WORK TO BE COMPLETED »
What you return must be the complete listing, unchanged.

EXTRACTED DATA »

=== Begin Enclosure ===

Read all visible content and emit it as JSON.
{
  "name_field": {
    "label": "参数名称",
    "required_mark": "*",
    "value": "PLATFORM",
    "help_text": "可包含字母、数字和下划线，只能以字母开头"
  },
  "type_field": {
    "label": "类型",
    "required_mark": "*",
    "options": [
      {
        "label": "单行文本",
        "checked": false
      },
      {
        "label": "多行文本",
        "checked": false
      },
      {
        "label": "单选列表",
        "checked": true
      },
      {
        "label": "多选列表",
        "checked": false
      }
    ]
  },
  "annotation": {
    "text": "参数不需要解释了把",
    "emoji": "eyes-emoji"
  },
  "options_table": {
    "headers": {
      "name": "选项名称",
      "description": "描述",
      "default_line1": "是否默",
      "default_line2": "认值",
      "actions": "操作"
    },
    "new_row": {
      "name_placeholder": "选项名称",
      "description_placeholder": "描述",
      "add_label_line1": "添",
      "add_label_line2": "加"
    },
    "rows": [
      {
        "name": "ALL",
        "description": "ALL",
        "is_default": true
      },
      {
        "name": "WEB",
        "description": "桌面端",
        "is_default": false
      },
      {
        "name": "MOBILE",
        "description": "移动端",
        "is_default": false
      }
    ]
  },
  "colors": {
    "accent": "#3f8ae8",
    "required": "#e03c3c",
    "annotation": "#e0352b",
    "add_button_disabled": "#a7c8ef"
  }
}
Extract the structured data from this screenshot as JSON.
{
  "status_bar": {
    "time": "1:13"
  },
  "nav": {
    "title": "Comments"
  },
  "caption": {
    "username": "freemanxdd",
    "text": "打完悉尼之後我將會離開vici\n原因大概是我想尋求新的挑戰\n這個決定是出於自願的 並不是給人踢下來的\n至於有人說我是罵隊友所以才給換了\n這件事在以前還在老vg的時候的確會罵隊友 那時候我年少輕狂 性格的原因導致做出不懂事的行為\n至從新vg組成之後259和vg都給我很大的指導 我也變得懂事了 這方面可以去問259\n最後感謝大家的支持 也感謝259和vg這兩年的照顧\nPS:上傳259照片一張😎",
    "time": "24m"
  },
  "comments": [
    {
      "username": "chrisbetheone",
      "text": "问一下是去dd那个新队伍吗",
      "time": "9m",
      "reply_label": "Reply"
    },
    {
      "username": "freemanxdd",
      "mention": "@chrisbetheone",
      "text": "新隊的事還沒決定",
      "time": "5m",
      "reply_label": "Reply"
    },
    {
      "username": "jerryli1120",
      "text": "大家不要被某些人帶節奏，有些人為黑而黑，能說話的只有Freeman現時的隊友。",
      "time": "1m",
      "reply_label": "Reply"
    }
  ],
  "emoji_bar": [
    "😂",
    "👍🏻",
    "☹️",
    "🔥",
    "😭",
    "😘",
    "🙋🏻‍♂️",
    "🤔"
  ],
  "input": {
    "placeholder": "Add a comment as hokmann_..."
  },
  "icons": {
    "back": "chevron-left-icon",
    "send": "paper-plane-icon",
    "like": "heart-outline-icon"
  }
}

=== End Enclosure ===

WRITTEN SOLUTION »
Read all visible content and emit it as JSON.
{
  "name_field": {
    "label": "参数名称",
    "required_mark": "*",
    "value": "PLATFORM",
    "help_text": "可包含字母、数字和下划线，只能以字母开头"
  },
  "type_field": {
    "label": "类型",
    "required_mark": "*",
    "options": [
      {
        "label": "单行文本",
        "checked": false
      },
      {
        "label": "多行文本",
        "checked": false
      },
      {
        "label": "单选列表",
        "checked": true
      },
      {
        "label": "多选列表",
        "checked": false
      }
    ]
  },
  "annotation": {
    "text": "参数不需要解释了把",
    "emoji": "eyes-emoji"
  },
  "options_table": {
    "headers": {
      "name": "选项名称",
      "description": "描述",
      "default_line1": "是否默",
      "default_line2": "认值",
      "actions": "操作"
    },
    "new_row": {
      "name_placeholder": "选项名称",
      "description_placeholder": "描述",
      "add_label_line1": "添",
      "add_label_line2": "加"
    },
    "rows": [
      {
        "name": "ALL",
        "description": "ALL",
        "is_default": true
      },
      {
        "name": "WEB",
        "description": "桌面端",
        "is_default": false
      },
      {
        "name": "MOBILE",
        "description": "移动端",
        "is_default": false
      }
    ]
  },
  "colors": {
    "accent": "#3f8ae8",
    "required": "#e03c3c",
    "annotation": "#e0352b",
    "add_button_disabled": "#a7c8ef"
  }
}
Extract the structured data from this screenshot as JSON.
{
  "status_bar": {
    "time": "1:13"
  },
  "nav": {
    "title": "Comments"
  },
  "caption": {
    "username": "freemanxdd",
    "text": "打完悉尼之後我將會離開vici\n原因大概是我想尋求新的挑戰\n這個決定是出於自願的 並不是給人踢下來的\n至於有人說我是罵隊友所以才給換了\n這件事在以前還在老vg的時候的確會罵隊友 那時候我年少輕狂 性格的原因導致做出不懂事的行為\n至從新vg組成之後259和vg都給我很大的指導 我也變得懂事了 這方面可以去問259\n最後感謝大家的支持 也感謝259和vg這兩年的照顧\nPS:上傳259照片一張😎",
    "time": "24m"
  },
  "comments": [
    {
      "username": "chrisbetheone",
      "text": "问一下是去dd那个新队伍吗",
      "time": "9m",
      "reply_label": "Reply"
    },
    {
      "username": "freemanxdd",
      "mention": "@chrisbetheone",
      "text": "新隊的事還沒決定",
      "time": "5m",
      "reply_label": "Reply"
    },
    {
      "username": "jerryli1120",
      "text": "大家不要被某些人帶節奏，有些人為黑而黑，能說話的只有Freeman現時的隊友。",
      "time": "1m",
      "reply_label": "Reply"
    }
  ],
  "emoji_bar": [
    "😂",
    "👍🏻",
    "☹️",
    "🔥",
    "😭",
    "😘",
    "🙋🏻‍♂️",
    "🤔"
  ],
  "input": {
    "placeholder": "Add a comment as hokmann_..."
  },
  "icons": {
    "back": "chevron-left-icon",
    "send": "paper-plane-icon",
    "like": "heart-outline-icon"
  }
}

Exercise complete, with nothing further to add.